Based on the book by Benjamin Myers, Shane Meadows fictionalises the remarkable true story of the rise of David Hartley and the Cragg Vale Coiners. Set in the moorland hills of 18th Century Yorkshire, the drama follows the enigmatic David Hartley played by Michael Socha (This Is England, Papillon), as he assembles a gang of weavers and land-workers to embark upon a revolutionary criminal enterprise that will capsize the economy and become the biggest fraud in British history.
Also starring in The Gallows Pole are Sophie McShera (Cinderella, Downton Abbey) who plays Grace, with Thomas Turgoose (This Is England, Looted) as William Hartley, Yusra Warsama (Castle Rock) as Bethsheba, Anthony Welsh (Master Of None, The Flatshare) as Abe Oldfield, Samuel Edward-Cook (Peaky Blinders, Better) as Isaac Hartley, Joe Sproulle (The A Word) as Joe, and Adam Fogerty (Legend, Snatch) as James Broadbent, Nicole Barber-Lane (Hollyoaks) as Susie, Fine Time Fontayne (Peterloo) as Joseph Broadbent, with Ralph Ineson (Peaky Blinders) as The Clothier.
The Gallows Pole also sees the screen debuts of an ensemble of first-time actors, including Stevie Binns as Mand, Jennifer Reid as Barb, Soraya Jane Nabipour as Darya Hartley, Olivia Pentelow as Hannah, Charlotte Ockelton as Gwen Hartley and Dave Perkins as Tom Hartley.
Shane Meadows says: “I really wanted to delve into the history of this story and the circumstances that lead to an entire West Yorkshire community risking their lives to put food in their children’s bellies.

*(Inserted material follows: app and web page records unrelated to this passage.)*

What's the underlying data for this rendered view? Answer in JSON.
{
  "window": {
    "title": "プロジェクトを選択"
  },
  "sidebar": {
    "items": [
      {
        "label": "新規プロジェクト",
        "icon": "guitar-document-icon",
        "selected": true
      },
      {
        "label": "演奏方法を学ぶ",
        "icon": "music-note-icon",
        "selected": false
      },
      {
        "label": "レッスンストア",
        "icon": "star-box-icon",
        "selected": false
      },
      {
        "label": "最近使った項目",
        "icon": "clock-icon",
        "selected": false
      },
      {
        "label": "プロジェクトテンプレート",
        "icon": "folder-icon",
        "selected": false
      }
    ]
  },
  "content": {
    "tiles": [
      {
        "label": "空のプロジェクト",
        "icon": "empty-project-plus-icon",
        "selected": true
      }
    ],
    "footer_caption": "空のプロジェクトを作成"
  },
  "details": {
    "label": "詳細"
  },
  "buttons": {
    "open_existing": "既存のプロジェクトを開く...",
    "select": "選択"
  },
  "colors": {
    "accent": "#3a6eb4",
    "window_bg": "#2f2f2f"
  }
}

“It was during the workshopping process with the actors I realised there was also a story to tell leading up to Ben’s incredible book. A prequel that not only allowed us to understand ‘why’ the Cragg Vale Coiners did what they did, but maybe fall in love with them a smidge while they did it. It may have turned into one of the biggest crimes in British history, but it was pulled off by a bunch of destitute farmers and weavers doing what they had to to survive, and I think people will resonate with that.
“You can tell a story in any century if you care about the characters, but there was something so attractive about this period in British history. Large mouthfuls of West Yorkshire were about to be inhaled by the Industrial Revolution and our country and its unspoilt sides set to change forever. So it was an honour to be able to go back and hold up a magnifying glass to some of dudes that were living through it.

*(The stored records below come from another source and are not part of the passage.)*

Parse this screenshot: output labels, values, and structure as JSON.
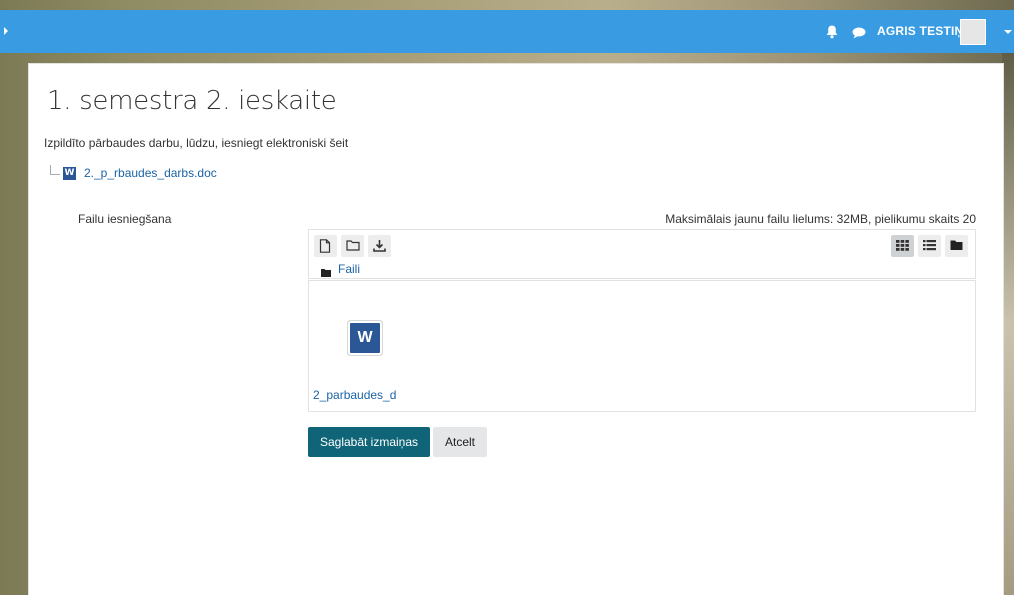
{
  "header": {
    "user_name": "AGRIS TESTIŅŠ",
    "icons": [
      "bell-icon",
      "chat-icon",
      "user-avatar"
    ],
    "bar_color": "#399be2"
  },
  "page": {
    "title": "1. semestra 2. ieskaite",
    "intro": "Izpildīto pārbaudes darbu, lūdzu, iesniegt elektroniski šeit",
    "attachment": "2._p_rbaudes_darbs.doc"
  },
  "form": {
    "field_label": "Failu iesniegšana",
    "limits": "Maksimālais jaunu failu lielums: 32MB, pielikumu skaits 20",
    "breadcrumb": "Faili",
    "files": [
      {
        "name": "2_parbaudes_d",
        "icon": "word-file-icon"
      }
    ],
    "toolbar_left": [
      "add-file-icon",
      "create-folder-icon",
      "download-icon"
    ],
    "toolbar_right": [
      "grid-view-icon",
      "list-view-icon",
      "folder-tree-view-icon"
    ],
    "save_label": "Saglabāt izmaiņas",
    "cancel_label": "Atcelt"
  },
  "colors": {
    "primary_button": "#0f6577",
    "link": "#1a64a5",
    "word": "#2b5797"
  }
}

“Marry that with a cast that pitches some of the UK’s finest actors alongside an awesome array of brand spanking new Yorkshire talent and you have a series unlike anything else I’ve made before.”

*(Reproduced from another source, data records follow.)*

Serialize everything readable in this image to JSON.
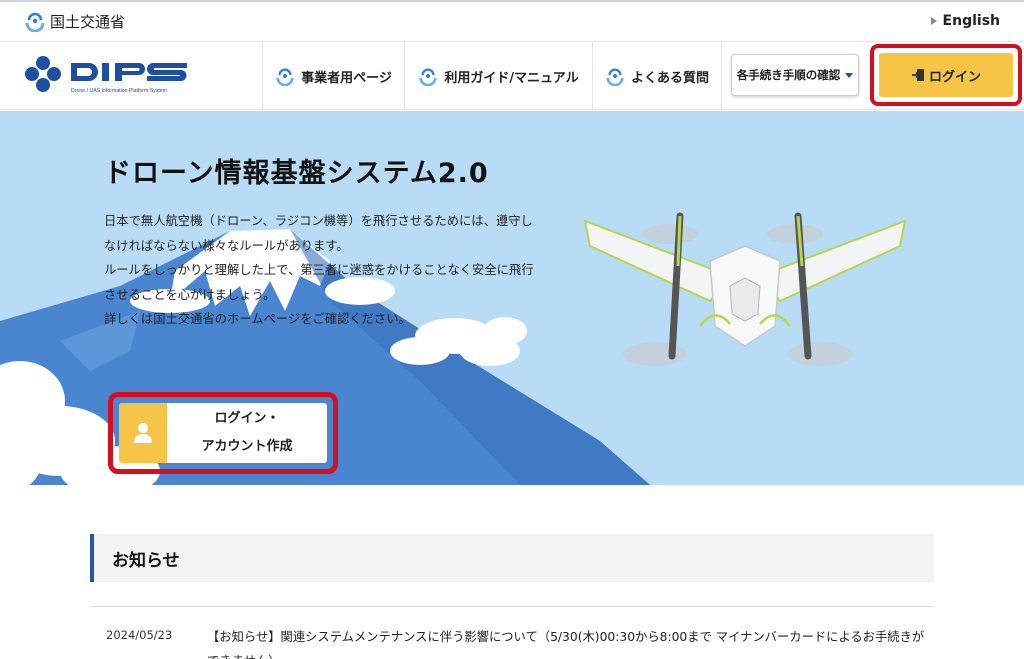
{
  "header": {
    "ministry_name": "国土交通省",
    "english_link": "English"
  },
  "nav": {
    "brand": "DIPS",
    "brand_subtitle": "Drone / UAS Information Platform System",
    "items": [
      {
        "label": "事業者用ページ",
        "icon": "mlit-emblem-icon"
      },
      {
        "label": "利用ガイド/マニュアル",
        "icon": "mlit-emblem-icon"
      },
      {
        "label": "よくある質問",
        "icon": "mlit-emblem-icon"
      }
    ],
    "procedures_dropdown": "各手続き手順の確認",
    "login_button": "ログイン",
    "login_icon": "login-door-icon"
  },
  "hero": {
    "title": "ドローン情報基盤システム2.0",
    "description": [
      "日本で無人航空機（ドローン、ラジコン機等）を飛行させるためには、遵守し",
      "なければならない様々なルールがあります。",
      "ルールをしっかりと理解した上で、第三者に迷惑をかけることなく安全に飛行",
      "させることを心がけましょう。",
      "詳しくは国土交通省のホームページをご確認ください。"
    ],
    "account_button": {
      "line1": "ログイン・",
      "line2": "アカウント作成",
      "icon": "user-icon"
    }
  },
  "news": {
    "heading": "お知らせ",
    "items": [
      {
        "date": "2024/05/23",
        "text": "【お知らせ】関連システムメンテナンスに伴う影響について（5/30(木)00:30から8:00まで マイナンバーカードによるお手続きができません）"
      }
    ]
  },
  "colors": {
    "accent_yellow": "#f6c548",
    "highlight_red": "#d31020",
    "brand_blue": "#1f4fa0",
    "sky": "#b9dcf6"
  }
}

Benjamin Myers adds: “Shane has retained the feel of The Gallows Pole and shot it in the very same landscapes that I have been exploring for many years now, and where the true events happened. So it looks, sounds and smells right. Shane is a true auteur, he has a singular vision, and he has taken it off in a new direction. Also, credit should be given to the cast, who range from experienced life-long actors to first timers. He’s a digital alchemist!”
The Gallows Pole is produced by Element Pictures in association with Big Arty for the BBC in association with A24. Nickie Sault, a long-time collaborator of Shane Meadows is producer. Executive producers for Element Pictures are Ed Guiney, Andrew Lowe, Rachel Dargavel, Emma Norton, with Jo McClellan for the BBC. International sales are handled by A24. Element Pictures is a Fremantle company.